Further mentioned need be made of the cinematography. In addition to the subtle otherworldly exteriors and the Kubreckian interiors, there is the sublime ending of the film, for which Madsen uses an Edgard Varèse piece -- "Un Grand Sommeil Noir" which, as he points out in my interview, has its own evolutionary relation to Kraftwerk's "Radioactivity", which is heard in another sequence comprising what I'll call the greatest Kraftwerk video never made; we also get an elk looking like the last -- first? -- animal on Earth; an overhead shot of carbon rods, during which the twin towers-esque containers sway a little too easily. This overhead shot was itself captured much in the spirit of Onkalo's (incalculable) calculated risk of accidental discovery: after the crew finished shooting, facility operators measured them for radiation, informing everyone after the fact, of the real risk, and that no one had been up there in a long time.
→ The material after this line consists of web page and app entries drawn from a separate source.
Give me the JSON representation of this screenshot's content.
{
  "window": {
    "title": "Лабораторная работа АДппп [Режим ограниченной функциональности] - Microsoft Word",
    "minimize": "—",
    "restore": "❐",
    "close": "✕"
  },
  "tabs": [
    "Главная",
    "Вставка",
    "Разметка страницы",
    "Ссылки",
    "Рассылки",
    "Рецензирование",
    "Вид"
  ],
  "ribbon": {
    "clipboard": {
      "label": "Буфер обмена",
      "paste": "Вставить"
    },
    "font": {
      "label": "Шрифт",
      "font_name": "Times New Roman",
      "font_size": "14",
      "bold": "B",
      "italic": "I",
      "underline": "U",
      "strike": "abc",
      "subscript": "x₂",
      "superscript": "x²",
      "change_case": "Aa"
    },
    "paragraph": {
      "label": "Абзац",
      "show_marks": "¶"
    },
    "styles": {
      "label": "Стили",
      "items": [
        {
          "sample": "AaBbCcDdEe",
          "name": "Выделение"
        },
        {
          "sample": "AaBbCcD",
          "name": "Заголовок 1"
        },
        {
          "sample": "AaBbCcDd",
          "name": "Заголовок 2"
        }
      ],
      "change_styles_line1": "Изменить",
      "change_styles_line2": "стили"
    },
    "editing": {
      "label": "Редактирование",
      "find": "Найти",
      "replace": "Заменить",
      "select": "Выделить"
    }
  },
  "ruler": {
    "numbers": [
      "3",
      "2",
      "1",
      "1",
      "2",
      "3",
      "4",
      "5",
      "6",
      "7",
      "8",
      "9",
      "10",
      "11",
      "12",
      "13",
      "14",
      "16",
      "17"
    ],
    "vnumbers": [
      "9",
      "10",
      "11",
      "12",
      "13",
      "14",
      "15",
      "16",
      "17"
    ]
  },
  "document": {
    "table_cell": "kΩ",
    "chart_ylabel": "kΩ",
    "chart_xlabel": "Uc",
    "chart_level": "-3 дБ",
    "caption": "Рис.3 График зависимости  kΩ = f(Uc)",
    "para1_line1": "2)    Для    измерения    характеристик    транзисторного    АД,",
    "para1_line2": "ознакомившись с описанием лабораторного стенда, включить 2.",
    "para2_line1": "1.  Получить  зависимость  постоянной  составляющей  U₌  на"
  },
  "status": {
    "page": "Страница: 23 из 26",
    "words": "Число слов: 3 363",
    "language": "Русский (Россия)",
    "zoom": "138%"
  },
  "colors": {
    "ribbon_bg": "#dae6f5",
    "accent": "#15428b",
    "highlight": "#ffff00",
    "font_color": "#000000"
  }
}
Perhaps the only image I found lacking was the clinical depiction of Chernobyl as a computerized, geothermal chart; Chernobyl may be best presented to posterity by the (presumed) universal language of visceralia -- but it is a measure of this film's impact that a viewer feels invested in grappling with the selection of the correct visual vernacular. And in the film, the question of what visual language to utilize in any posting warning against Onkalo's potential discovery (Munch's "The Scream" is a favored option) is exceeded only by the question of whether to leave any marker at all, and there are effectively two camps: those believing a signpost creates a Pandora's Box, and those considering it logical to leave a marker (there was talk of leaving a copy of the film, but that died down as Madsen's relationship with the Finnish company deteriorated).
Madsen explains his own view by looking at its opposite: "I believe that [the notion of leaving no marker as a warning] testifies more to present-day confidence in our own technological abilities, than to any perhaps, more sober assessment in terms of what 100,00 years means to human beings."
Michael Madsen's next film will be on the conducting of a civil society. Into Eternity is screening through February 15th, at Film Forum
Interview with Michael Madsen, director of Into Eternity
Into Eternity trailer
Extra credit listening: SETI -- Search for Extra Terrsetrial Intelligence disc gets remixed